Many of the major ways to alleviate some of that suffering is obvious: access to the outdoors, ease of grazing, sunlight, more space, breeding for health rather than growth. But there are also little things ranchers can do, according to a new study from Brazilian researchers.
Aside from being, you know, the morally right thing to do, keeping cattle happy also has economic benefits. Happier dairy cows produce greater yields and more nutritious milk, according to some recent studies. Animals raised for their meat will, when scared, produce hormones that make meat tougher, according to other research. And a more stressed animal makes for much more difficult handling; they are are, after all, huge and strong, and when agitated, can be a handful.

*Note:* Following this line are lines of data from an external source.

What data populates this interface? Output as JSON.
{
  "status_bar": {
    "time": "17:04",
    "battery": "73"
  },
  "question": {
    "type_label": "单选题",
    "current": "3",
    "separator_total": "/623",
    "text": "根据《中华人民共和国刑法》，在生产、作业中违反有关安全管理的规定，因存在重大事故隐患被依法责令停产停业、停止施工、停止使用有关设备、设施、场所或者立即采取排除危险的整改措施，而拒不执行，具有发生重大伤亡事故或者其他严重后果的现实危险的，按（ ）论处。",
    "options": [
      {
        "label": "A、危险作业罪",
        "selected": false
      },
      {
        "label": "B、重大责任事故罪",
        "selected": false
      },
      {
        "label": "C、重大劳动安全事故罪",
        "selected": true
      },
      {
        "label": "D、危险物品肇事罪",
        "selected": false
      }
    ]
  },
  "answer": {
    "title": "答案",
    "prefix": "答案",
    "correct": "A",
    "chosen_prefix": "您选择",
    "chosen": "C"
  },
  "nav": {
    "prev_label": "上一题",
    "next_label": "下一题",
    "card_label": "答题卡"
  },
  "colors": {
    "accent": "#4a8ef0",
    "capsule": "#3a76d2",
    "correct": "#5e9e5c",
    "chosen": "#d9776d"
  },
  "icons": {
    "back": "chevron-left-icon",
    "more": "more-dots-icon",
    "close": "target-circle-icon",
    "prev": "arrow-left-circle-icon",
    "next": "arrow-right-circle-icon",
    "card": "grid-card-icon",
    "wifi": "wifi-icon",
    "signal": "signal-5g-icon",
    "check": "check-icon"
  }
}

The Brazilian researchers – Brazil produces nearly as much beef as the United States, ranking an easy second in the world in production – put cattle through various tests and then measured their production of cortisol, a hormone often associated with stress. A higher cortisol level means, probably, a more stressed-out animal.
Using dogs and cattle prods, not surprisingly, resulted in higher stress levels. Shouting and physical aggression, like pushing, also produced more stress. But other finds were less obvious. For example! Removing anything with a bright color, or with a high contrast between light and dark, helped reduce stress levels. The cows also didn’t seem to like water puddles, for some reason; the researchers removed that problem by filling in those puddles with dirt. Bam. Happier cows!
These small changes aren’t, and shouldn’t be, a substitute for more wholesale change in the industry to promote animal welfare. But more research into what keeps cattle happy is a very good thing, especially when it’s something as easy as removing your Kandinsky painting from the corral.